One unique use of the catalog came in the form of a themed venue: the state-of-the-art TSOP Live supper club, located in Atlantic City, N.J.’s Tropicana Casino Resort. Owned by Gamble & Huff in partnership with Philly restaurateurs Robert and Benjamin Bynum, the venue seats 400 for dining and on weekend evenings is configured as a dance club and performance space. The DJ spins mostly music from the sound of Philadelphia, but also mixes in Motown, James Brown, Stax, and other sounds from the ’70s.
The process of digital conversion of the PIR catalog continues, with future plans to include digital download availability and mobile communications applications.
“We’re working actively with some of the mobile aggregators so we’ll also have the music available for mobile downloads, ringtones and ringbacks, and even get Gamble & Huff’s voices in there,” says Chuck Gamble, who wants to raise the profile of the two founders along with the music. “Everybody knows our music, and secondly they know our artists, but not everybody always knows it’s Gamble & Huff. It’s different from Quincy Jones and Berry Gordy, where those men for some portion of their music career were always at the awards shows.”
Part of the reason Gamble & Huff have not been on the national stage in recent years is that they have directed their energies toward their hometown. Gamble in particular has helped revitalize some of Philadelphia’s poorer neighborhoods, creating low-income housing through his Universal Companies and working to reposition Philadelphia as the cradle of R&B music and history.
His efforts have resulted in the relocation of the embattled Rhythm & Blues Foundation from Washington, D.C., with its first Pioneer Awards ceremonies in two years to be held June 29 at Philly’s Park Hyatt Hotel. Among the honorees will be Gamble & Huff’s label inspiration, Berry Gordy.

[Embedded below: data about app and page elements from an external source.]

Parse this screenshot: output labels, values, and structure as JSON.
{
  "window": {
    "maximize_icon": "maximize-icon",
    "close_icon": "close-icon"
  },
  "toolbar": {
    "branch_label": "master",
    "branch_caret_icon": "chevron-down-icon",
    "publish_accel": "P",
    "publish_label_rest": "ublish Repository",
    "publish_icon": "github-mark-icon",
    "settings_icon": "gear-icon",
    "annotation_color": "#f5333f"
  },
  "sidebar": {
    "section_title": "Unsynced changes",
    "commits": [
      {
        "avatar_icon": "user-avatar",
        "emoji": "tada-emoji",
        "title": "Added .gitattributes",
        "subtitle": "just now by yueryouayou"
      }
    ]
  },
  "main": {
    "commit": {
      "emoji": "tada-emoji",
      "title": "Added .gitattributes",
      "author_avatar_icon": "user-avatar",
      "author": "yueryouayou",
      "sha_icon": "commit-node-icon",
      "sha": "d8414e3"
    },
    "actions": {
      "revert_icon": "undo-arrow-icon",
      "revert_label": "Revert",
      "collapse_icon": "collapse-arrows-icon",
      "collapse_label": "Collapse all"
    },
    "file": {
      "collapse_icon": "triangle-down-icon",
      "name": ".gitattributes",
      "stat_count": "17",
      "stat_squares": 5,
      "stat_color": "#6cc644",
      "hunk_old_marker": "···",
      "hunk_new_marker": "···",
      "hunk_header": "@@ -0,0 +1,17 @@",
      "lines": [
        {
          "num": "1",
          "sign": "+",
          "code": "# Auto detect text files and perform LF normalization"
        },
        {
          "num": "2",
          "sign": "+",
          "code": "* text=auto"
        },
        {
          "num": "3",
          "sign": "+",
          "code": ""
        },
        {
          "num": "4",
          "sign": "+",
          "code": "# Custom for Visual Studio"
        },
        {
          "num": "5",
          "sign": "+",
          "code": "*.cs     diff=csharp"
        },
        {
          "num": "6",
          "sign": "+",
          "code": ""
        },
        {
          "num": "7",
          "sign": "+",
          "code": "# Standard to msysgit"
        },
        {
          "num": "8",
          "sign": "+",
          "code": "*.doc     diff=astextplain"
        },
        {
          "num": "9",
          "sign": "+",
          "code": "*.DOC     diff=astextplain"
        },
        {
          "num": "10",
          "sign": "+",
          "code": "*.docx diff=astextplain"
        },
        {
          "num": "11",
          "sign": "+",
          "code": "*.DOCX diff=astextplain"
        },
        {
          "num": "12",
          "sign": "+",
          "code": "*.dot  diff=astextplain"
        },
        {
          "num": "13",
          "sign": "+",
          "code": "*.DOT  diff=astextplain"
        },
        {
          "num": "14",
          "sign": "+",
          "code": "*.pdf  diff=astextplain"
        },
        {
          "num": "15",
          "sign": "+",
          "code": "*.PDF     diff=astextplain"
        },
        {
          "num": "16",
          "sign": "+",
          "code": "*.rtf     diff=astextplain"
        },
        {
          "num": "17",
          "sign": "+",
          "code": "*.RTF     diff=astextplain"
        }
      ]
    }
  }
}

Also, Gamble & Huff are primary forces behind the establishment of an R&B Music Center within the city, which would house the Rhythm & Blues Foundation, musical archives, restaurants, music companies, educational facilities and performance spaces.
“We’ve engaged the governor, the mayor, the city council and the chamber of commerce and asked them to support it, much like Nashville, when they made it the center of country music,” Gamble says. “What we’re proposing is an entertainment strategy for the city of Philadelphia, which has been accepted, and we’re working to create Philadelphia as the home of rhythm and blues.”
In the coming year, Chuck Gamble says the songwriting and production duo will be more visible as the pair celebrate the 45th anniversary of their partnership with a number of events and plan another hits compilation, among other projects now in development. Ever the musician, Huff has been working on a new solo jazz album.
In addition, Gamble & Huff have authorized a documentary film titled “Message in the Music,” currently being produced by Philadelphia media personality Dyana Williams and noted author Nelson George, and directed by Jack Benson. Slated for completion later this year, the film will feature interviews with Gamble & Huff as well as 30 entertainers and PIR associates past and present, with Will Smith set to narrate and Gerald Levert writing the score.
Looking back, Gamble & Huff still cannot believe the amount of music they were able to churn out in a few short years. Gamble says, “‘For the Love of Money’ just won’t stop. ‘The Apprentice’ has it; anything involving money they use it, it’s the money song. ‘When Will I See You Again’ by the Three Degrees is still a big song around the world. So many songs, you know? ‘Wake Up Everybody.’ And ‘Love Train,’ look what’s happening with the Coors commercial. It’s got a new life to it already, the lyrics apply to today just as much as they did back then.”